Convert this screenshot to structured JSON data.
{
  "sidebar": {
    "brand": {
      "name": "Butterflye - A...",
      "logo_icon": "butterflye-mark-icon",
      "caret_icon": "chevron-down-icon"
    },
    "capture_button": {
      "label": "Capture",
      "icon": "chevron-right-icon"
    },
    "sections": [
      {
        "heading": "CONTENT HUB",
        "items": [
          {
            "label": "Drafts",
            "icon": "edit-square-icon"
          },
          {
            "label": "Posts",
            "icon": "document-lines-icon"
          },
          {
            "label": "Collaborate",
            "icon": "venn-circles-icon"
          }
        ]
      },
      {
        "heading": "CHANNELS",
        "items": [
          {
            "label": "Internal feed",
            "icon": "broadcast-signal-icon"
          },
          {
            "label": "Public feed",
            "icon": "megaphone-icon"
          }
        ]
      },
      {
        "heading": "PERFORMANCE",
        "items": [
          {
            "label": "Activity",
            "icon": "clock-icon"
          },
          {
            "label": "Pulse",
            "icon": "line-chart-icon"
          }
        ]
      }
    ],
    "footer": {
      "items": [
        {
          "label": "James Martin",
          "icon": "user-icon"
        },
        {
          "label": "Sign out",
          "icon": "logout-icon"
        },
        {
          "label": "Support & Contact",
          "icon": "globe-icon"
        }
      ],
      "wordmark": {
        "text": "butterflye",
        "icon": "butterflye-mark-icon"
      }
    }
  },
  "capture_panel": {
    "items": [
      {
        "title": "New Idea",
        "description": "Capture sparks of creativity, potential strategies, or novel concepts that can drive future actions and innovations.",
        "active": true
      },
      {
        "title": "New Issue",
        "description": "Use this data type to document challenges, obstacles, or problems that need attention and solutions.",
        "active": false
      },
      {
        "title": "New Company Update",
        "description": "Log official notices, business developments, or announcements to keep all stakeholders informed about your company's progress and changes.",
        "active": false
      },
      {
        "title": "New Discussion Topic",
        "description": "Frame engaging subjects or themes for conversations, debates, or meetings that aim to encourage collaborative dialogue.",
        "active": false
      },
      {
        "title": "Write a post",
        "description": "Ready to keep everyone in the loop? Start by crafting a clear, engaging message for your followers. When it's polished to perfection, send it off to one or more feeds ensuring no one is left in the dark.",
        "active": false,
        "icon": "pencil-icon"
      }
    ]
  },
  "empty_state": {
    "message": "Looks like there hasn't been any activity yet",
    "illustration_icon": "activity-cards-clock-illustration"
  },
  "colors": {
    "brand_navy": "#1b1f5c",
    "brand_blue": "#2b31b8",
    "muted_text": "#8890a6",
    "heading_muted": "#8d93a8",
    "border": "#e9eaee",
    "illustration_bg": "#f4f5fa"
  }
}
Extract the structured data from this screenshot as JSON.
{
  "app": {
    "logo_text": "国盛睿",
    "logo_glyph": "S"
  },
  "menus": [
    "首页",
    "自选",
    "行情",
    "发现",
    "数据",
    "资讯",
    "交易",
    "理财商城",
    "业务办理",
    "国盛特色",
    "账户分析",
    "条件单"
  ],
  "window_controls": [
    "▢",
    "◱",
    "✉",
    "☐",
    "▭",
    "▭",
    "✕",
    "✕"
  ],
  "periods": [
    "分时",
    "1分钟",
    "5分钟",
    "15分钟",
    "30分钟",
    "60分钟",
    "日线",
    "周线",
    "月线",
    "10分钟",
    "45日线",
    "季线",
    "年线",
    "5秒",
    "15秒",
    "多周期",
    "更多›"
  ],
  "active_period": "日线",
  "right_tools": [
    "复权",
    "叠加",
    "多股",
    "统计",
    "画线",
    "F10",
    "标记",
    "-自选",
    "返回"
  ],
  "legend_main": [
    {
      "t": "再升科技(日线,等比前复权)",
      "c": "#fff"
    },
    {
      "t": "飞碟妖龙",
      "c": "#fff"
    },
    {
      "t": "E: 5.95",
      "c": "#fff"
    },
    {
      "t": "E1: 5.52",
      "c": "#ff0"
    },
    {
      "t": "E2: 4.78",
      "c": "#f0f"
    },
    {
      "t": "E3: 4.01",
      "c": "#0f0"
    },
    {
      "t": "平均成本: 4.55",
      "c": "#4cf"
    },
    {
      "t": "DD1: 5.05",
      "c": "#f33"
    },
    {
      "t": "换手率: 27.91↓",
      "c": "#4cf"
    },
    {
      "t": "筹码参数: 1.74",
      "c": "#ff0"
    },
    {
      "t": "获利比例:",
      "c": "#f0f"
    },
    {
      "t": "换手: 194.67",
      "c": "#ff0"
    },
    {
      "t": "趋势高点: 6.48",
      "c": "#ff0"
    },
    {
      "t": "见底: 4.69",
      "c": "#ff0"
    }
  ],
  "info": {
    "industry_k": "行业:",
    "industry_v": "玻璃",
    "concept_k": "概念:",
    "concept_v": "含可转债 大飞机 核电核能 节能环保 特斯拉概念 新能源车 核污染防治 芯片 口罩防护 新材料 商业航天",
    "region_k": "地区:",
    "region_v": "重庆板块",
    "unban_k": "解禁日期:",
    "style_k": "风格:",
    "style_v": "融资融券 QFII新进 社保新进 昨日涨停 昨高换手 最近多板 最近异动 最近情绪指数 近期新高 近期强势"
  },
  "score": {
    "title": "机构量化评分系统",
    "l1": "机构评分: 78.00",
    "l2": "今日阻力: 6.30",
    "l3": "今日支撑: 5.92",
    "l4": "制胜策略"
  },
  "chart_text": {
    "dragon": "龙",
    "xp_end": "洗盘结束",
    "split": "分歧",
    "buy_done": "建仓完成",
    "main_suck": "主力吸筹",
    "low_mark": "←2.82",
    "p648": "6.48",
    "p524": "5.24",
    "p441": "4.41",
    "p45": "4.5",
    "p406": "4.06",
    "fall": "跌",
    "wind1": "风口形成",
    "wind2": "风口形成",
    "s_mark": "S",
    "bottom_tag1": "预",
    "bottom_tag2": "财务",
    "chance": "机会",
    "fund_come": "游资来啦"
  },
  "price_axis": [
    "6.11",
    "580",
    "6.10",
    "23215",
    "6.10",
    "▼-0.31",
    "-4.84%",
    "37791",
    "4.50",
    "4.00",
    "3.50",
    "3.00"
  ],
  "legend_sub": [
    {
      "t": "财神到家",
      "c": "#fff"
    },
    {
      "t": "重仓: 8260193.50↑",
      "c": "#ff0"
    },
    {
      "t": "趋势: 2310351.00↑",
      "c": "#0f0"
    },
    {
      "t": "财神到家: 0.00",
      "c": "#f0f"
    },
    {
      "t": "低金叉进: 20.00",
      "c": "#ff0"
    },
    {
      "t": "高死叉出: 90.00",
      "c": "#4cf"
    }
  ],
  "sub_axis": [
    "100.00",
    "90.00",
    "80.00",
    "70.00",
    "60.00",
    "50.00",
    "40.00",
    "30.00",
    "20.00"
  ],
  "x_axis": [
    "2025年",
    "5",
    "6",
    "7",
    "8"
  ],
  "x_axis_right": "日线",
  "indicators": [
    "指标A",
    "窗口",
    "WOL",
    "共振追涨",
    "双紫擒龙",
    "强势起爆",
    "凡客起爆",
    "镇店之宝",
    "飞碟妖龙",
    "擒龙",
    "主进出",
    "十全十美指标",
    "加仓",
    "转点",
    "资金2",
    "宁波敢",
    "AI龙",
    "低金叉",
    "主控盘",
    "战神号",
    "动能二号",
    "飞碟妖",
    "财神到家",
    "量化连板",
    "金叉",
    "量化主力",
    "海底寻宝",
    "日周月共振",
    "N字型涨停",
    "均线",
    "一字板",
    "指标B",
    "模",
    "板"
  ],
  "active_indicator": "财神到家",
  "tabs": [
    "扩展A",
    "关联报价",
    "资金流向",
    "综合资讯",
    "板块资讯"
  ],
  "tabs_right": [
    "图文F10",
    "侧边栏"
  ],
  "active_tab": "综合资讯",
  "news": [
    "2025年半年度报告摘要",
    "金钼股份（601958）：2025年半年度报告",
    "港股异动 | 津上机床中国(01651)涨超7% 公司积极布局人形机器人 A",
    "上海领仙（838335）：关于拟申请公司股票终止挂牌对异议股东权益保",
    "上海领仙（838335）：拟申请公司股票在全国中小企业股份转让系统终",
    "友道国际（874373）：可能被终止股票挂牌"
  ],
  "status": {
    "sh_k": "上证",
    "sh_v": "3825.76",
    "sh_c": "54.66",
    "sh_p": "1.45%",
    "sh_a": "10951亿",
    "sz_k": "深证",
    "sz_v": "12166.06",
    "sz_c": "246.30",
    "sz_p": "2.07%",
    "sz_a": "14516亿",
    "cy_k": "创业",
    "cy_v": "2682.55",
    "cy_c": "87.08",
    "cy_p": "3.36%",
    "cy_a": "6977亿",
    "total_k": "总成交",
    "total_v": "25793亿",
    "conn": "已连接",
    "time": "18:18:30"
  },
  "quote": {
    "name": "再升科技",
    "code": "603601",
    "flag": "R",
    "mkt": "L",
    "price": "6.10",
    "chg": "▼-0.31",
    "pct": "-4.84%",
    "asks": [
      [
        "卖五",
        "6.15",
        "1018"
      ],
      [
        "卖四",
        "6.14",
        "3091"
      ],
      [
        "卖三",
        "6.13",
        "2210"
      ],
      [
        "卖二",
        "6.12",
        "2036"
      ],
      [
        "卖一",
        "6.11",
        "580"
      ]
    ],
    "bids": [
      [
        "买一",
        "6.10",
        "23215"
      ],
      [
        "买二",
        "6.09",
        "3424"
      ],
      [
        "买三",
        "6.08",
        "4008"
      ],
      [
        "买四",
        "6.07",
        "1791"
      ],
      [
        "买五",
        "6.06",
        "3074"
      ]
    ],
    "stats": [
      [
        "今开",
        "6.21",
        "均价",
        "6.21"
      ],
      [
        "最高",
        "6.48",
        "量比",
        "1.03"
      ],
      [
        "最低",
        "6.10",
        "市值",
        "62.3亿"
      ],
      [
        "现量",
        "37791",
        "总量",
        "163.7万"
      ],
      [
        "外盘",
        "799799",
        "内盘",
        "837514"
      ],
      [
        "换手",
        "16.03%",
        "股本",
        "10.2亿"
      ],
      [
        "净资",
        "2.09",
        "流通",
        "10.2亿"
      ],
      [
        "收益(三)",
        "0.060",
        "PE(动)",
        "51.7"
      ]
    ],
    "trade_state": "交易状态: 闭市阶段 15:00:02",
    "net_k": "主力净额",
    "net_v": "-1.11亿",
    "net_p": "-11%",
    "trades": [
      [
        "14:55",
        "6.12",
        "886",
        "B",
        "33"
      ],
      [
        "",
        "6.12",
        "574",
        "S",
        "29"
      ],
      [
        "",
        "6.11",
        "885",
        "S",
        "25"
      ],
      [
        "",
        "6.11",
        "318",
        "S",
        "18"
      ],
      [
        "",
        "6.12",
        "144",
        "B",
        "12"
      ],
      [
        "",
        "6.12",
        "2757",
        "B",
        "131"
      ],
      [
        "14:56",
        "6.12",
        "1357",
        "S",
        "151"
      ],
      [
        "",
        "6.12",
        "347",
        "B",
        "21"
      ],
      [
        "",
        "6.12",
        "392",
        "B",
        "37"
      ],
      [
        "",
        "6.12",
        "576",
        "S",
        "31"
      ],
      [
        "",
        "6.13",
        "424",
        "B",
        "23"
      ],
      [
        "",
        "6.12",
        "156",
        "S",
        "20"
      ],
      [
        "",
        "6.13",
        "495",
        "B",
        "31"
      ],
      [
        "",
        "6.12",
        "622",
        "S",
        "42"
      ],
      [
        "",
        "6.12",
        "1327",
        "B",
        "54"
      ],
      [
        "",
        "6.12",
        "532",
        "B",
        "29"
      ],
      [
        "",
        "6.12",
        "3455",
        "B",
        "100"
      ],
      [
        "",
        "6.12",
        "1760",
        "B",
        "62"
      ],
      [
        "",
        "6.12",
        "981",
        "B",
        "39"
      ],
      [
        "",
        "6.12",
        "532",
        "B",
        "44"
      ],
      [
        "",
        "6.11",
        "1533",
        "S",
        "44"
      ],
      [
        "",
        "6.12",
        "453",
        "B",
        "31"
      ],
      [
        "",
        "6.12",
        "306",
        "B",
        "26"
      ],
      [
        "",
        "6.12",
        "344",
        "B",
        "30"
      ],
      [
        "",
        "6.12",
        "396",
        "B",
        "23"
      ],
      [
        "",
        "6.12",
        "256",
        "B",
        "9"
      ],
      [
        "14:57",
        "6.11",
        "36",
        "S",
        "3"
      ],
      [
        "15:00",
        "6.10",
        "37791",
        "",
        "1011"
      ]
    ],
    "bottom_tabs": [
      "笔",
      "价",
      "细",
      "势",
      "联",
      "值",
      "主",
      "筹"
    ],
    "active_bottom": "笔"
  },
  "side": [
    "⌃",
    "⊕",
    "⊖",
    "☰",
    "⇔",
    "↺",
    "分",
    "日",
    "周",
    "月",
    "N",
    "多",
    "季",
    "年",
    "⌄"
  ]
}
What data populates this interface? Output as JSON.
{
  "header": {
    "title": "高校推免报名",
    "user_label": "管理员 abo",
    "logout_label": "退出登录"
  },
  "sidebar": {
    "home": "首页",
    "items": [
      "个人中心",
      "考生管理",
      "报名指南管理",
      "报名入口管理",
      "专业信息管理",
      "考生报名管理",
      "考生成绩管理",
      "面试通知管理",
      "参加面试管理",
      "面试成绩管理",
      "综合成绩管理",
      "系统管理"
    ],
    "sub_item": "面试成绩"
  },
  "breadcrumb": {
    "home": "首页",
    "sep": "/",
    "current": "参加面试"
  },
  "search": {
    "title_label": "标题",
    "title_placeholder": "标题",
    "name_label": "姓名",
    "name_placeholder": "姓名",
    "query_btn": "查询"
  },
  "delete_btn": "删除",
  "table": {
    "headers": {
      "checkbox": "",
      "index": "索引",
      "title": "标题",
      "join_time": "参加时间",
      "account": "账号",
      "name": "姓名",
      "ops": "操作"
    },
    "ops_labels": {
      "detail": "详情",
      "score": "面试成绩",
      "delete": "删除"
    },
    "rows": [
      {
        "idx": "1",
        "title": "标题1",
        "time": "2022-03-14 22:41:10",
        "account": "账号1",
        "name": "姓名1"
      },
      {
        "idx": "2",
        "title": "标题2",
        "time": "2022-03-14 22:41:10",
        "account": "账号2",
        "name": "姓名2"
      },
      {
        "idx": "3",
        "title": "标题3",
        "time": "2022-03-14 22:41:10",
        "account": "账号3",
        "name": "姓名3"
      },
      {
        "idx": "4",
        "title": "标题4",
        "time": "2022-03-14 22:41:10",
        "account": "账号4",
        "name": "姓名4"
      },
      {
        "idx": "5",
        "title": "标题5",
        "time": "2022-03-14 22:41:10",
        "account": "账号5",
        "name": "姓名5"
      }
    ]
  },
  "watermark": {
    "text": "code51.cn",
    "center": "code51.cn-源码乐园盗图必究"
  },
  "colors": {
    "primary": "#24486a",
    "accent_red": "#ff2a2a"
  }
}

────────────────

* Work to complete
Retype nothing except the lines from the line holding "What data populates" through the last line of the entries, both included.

* Solution to this exercise
What data populates this interface? Output as JSON.
{
  "header": {
    "title": "高校推免报名",
    "user_label": "管理员 abo",
    "logout_label": "退出登录"
  },
  "sidebar": {
    "home": "首页",
    "items": [
      "个人中心",
      "考生管理",
      "报名指南管理",
      "报名入口管理",
      "专业信息管理",
      "考生报名管理",
      "考生成绩管理",
      "面试通知管理",
      "参加面试管理",
      "面试成绩管理",
      "综合成绩管理",
      "系统管理"
    ],
    "sub_item": "面试成绩"
  },
  "breadcrumb": {
    "home": "首页",
    "sep": "/",
    "current": "参加面试"
  },
  "search": {
    "title_label": "标题",
    "title_placeholder": "标题",
    "name_label": "姓名",
    "name_placeholder": "姓名",
    "query_btn": "查询"
  },
  "delete_btn": "删除",
  "table": {
    "headers": {
      "checkbox": "",
      "index": "索引",
      "title": "标题",
      "join_time": "参加时间",
      "account": "账号",
      "name": "姓名",
      "ops": "操作"
    },
    "ops_labels": {
      "detail": "详情",
      "score": "面试成绩",
      "delete": "删除"
    },
    "rows": [
      {
        "idx": "1",
        "title": "标题1",
        "time": "2022-03-14 22:41:10",
        "account": "账号1",
        "name": "姓名1"
      },
      {
        "idx": "2",
        "title": "标题2",
        "time": "2022-03-14 22:41:10",
        "account": "账号2",
        "name": "姓名2"
      },
      {
        "idx": "3",
        "title": "标题3",
        "time": "2022-03-14 22:41:10",
        "account": "账号3",
        "name": "姓名3"
      },
      {
        "idx": "4",
        "title": "标题4",
        "time": "2022-03-14 22:41:10",
        "account": "账号4",
        "name": "姓名4"
      },
      {
        "idx": "5",
        "title": "标题5",
        "time": "2022-03-14 22:41:10",
        "account": "账号5",
        "name": "姓名5"
      }
    ]
  },
  "watermark": {
    "text": "code51.cn",
    "center": "code51.cn-源码乐园盗图必究"
  },
  "colors": {
    "primary": "#24486a",
    "accent_red": "#ff2a2a"
  }
}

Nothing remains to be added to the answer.